First there were skinny jeans. Now there are jeggings, a combination of leggings and jeans, and there are all sorts of variations thereof: legging jeans, ultra skinny jeans, and just plain leggings. And, if you’re a fashionista, you know, it’s not just a trend, it’s your freakin’ obligation to wear these things and suffer for the sake of beauty. Thus, more and more, we will be hearing the excuse, “My jeans are too tight.”
We’re in California as I write this and, greatly relieved the Mayans were wrong about December 21st, went with my husband’s sister and our two nieces to the Monterey Bay Aquarium. At the 3 o’clock penguin feeding, we found the tank surrounded by little people, noses pressed to the glass; other folks surrounded them in an eager mass. An aquarium employee with a mic addressed everyone:
“Take three steps back, then sit down on the tile. If you want to stand, please stand in the back so everyone can see.”
People did as she said and miraculously, the tank was suddenly visible.
“I love California,” I thought. “People are so cooperative.”
Strangely enough, my sister-in-law and I had just had a conversation about those annoying adults who put their own selfish needs ahead of those of kids. You know the type: You’re at a puppet show, let’s say, and these adults will sit right in the front row, despite the fact that they are six feet tall and their torsos are three-quarters the length of their bodies. There’ll be thirty-six little kids clustered behind them, weeping because they can’t get a glimpse of Punch and Judy, but these adults will remain strangely oblivious. They seem to feel their twelve-year-old twins are in desperate need of their company and won’t survive the puppet show without them, so there they remain, wearing ridiculously tall hats or puffy jackets that obscure the view of those behind them as much as humanly possible.
As if to illustrate this, I noticed as we were waiting for the feeding to begin that the little girl beside me (who was seven or eight, I’d guess) was blocked by a rather tall woman who had decided to kneel rather than sit. The hub-sand and I exchanged the look in lieu of saying, “What kind of a fuckin’ fuckwad…?”
And I could not help myself. I addressed her. “Excuse me,” I said. She didn’t respond. “Excuse me.” Nothing. I tapped her on the shoulder. I tapped her again. The woman in front of her gestured to her to turn around. Finally, she did.
“Would you please sit down? There’s a little girl behind you who can’t see.”

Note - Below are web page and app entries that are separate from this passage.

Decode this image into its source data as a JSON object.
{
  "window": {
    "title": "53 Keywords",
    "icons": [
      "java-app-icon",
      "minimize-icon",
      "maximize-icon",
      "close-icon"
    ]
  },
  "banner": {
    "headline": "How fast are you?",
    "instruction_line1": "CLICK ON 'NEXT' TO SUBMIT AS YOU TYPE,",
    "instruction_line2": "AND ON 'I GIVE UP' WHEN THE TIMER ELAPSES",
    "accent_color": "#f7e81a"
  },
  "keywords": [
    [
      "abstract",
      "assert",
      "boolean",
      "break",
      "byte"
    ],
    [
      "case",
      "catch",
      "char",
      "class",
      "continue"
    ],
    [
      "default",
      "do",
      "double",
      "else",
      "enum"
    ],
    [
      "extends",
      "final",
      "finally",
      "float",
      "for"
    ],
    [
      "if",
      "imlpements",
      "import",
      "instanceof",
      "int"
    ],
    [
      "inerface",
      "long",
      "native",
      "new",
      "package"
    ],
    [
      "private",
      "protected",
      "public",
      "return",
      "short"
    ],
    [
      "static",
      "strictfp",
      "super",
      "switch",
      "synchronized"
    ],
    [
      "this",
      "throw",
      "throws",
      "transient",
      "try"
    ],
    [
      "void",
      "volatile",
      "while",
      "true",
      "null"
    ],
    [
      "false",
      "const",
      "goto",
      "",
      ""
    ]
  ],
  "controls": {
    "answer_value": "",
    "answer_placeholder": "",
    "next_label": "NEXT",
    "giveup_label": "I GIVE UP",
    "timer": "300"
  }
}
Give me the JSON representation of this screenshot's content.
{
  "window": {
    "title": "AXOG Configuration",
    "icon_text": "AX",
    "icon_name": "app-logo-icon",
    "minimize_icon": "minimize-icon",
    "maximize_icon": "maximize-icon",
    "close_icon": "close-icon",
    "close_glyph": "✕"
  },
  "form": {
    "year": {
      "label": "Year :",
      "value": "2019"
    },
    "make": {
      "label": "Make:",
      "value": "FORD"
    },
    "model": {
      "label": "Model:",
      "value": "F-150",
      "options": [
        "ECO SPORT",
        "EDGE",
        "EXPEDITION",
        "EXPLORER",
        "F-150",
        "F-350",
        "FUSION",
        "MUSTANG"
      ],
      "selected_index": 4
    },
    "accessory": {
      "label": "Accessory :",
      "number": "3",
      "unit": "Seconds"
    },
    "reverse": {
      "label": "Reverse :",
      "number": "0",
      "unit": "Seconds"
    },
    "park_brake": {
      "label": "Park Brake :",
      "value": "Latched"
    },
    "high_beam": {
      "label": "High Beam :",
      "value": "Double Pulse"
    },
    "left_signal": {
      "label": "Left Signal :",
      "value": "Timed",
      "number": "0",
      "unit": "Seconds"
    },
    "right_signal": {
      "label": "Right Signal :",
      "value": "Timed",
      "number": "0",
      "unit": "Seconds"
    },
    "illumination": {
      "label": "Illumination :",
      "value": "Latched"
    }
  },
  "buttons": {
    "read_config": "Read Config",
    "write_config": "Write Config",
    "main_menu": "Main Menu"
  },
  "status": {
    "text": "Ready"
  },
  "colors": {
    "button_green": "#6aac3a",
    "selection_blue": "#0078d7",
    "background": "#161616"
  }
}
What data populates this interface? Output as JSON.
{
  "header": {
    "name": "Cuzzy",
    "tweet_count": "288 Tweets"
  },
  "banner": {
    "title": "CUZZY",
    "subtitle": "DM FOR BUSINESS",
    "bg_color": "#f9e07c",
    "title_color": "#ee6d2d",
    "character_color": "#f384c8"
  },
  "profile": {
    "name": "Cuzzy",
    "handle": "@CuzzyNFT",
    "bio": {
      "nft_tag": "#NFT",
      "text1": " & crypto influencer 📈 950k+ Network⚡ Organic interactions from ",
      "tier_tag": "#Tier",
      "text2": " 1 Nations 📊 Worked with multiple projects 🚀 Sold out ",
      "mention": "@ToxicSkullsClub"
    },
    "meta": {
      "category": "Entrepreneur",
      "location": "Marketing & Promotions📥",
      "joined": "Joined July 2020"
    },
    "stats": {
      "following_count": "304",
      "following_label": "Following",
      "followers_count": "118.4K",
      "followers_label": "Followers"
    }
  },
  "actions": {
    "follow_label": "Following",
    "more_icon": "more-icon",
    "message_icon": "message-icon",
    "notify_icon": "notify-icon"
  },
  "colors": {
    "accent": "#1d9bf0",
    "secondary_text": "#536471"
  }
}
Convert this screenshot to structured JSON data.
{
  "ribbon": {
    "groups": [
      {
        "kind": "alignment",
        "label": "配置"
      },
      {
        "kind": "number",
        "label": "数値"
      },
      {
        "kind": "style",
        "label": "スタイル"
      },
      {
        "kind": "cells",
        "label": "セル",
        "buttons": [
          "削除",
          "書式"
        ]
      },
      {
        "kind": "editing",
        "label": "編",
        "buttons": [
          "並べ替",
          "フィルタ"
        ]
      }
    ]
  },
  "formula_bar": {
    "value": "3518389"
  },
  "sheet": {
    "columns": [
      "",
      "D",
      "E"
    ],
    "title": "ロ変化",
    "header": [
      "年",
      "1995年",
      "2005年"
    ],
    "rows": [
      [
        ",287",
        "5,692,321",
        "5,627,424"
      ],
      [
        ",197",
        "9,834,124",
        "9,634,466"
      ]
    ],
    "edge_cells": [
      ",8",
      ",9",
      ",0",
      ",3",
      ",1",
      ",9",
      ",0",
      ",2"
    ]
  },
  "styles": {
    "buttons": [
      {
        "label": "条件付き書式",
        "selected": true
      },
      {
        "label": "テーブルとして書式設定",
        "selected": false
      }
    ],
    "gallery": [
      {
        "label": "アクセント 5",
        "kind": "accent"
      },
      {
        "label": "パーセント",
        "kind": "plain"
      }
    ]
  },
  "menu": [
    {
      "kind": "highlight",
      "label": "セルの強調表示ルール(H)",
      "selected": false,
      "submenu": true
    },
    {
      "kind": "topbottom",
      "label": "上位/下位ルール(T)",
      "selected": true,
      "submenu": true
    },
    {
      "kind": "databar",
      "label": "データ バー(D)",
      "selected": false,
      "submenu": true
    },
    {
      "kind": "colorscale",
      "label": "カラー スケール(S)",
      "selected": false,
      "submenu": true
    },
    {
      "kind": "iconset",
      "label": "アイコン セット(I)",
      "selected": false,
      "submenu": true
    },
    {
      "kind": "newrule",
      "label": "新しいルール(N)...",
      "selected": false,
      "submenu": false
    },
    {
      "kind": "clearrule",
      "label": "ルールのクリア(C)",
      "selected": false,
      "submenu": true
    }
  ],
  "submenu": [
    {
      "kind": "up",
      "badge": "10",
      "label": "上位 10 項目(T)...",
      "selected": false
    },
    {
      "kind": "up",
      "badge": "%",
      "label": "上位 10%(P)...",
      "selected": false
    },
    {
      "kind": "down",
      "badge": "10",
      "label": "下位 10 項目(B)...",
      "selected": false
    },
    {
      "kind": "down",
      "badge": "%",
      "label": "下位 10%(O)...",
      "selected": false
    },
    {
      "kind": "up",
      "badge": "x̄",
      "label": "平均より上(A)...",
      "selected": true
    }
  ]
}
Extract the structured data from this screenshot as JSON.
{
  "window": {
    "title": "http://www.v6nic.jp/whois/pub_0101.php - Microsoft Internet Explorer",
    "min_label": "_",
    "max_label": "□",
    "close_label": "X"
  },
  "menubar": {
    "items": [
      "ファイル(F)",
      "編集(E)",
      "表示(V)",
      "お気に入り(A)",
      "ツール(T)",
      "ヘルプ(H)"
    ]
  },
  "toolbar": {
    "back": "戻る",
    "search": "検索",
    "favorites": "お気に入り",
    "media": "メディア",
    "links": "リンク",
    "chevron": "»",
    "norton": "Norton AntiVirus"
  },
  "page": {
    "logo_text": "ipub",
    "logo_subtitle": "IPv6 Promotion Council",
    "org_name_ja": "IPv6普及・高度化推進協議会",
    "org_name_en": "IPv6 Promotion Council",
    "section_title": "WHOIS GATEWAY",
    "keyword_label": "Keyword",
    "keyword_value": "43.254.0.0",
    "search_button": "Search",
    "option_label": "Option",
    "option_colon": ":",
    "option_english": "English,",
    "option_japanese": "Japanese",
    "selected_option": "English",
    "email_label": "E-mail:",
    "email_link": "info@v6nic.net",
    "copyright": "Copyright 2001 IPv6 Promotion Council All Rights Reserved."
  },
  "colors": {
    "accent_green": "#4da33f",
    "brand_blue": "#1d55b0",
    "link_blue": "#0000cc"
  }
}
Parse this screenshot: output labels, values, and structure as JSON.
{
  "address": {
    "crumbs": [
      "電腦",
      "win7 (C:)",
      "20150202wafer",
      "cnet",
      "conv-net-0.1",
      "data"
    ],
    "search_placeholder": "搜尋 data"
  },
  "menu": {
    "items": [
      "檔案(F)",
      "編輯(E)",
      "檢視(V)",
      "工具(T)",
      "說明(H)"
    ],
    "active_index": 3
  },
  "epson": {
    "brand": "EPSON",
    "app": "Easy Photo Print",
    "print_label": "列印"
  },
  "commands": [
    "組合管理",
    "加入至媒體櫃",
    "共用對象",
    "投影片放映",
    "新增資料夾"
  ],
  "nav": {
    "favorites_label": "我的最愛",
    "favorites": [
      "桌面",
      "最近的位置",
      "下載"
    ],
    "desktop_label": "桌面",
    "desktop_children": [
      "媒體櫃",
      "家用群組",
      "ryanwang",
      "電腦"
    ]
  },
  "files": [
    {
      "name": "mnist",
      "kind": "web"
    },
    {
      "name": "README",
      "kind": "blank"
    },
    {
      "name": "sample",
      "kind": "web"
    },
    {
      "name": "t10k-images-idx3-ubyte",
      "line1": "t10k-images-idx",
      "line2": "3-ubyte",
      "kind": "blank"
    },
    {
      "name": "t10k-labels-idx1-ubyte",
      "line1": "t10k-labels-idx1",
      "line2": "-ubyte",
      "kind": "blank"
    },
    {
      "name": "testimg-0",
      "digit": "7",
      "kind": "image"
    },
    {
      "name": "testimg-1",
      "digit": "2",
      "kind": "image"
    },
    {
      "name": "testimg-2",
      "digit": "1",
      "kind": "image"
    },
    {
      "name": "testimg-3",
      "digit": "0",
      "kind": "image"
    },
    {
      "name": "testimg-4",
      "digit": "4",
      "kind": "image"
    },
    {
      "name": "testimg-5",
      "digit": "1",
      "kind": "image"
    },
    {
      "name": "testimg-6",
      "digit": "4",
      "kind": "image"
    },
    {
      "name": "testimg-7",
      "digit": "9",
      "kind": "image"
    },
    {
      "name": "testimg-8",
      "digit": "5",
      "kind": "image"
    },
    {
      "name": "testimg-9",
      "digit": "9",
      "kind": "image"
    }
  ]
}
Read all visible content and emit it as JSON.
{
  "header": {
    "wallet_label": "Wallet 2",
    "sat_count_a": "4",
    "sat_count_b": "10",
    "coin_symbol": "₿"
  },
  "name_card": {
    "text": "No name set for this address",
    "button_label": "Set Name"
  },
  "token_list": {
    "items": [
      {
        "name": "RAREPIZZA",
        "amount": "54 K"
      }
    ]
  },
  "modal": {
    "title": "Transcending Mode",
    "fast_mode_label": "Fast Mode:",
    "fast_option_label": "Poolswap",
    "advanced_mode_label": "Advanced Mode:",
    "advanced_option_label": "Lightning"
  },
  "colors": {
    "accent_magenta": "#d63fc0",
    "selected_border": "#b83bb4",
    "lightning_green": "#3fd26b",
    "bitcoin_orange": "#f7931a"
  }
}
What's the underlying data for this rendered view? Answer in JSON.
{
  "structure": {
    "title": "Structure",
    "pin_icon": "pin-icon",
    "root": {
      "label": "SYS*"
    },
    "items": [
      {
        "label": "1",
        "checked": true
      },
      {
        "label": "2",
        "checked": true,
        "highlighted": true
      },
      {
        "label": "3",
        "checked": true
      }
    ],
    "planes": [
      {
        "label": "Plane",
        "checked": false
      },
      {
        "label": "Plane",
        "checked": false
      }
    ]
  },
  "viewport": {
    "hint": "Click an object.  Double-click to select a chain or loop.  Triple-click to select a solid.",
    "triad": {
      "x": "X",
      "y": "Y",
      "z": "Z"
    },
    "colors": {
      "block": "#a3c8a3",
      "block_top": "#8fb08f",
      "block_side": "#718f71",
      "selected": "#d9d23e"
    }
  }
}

I’m sorry, but it’s hard to ignore a request like that. You are blocking a little girl’s view of a freakin’ penguin feeding. Could you possibly find it within your cold, dead heart to get the fuck out of her way? I mean, there are hardened criminals who would gleefully scoot aside, uttering heartfelt apologies.
But no. This woman was not going to comply. Her reason?
“My jeans are too tight.”
She was not, I assure you, being facetious or ironic. She was utterly, utterly serious.
“If you can’t sit down,” I said, as sincerely as I could manage, “you can stand in the back.”
“I would enjoy this more without all the recriminations,” she told me.
People, this is merely the beginning. We’ll be seeing a lot more of this. From all walks of life and in all sorts of situations.
Expect your children to snatch it up.
“I can’t do my homework/chores. My jeans are too tight.”
Republicans in Congress: “We can’t negotiate with the President. Our jeans are too tight.”
Your local barrista: “No, I can’t get you that low-fat half-caf mocha. My jeans are too tight. Come back in an hour.”
It’ll come up as an excuse for driving above the speed limit, for running red lights, for basically not doing whatever one should do and/or doing what one shouldn’t be doing.
Forget Stand Your Ground. Tight jeans will trump it. Tight jeans will become the Twinkie Defense of the 2010s, now that Hostess has gone bankrupt and skinny jeans have become ubiquitous. And let’s be clear: this nation is on the road to becoming a land of the skinny-jeaned privileged versus the rest of us, skinny-jeanless and forced to follow the rules.
It won’t be pretty, people. Prepare yourself.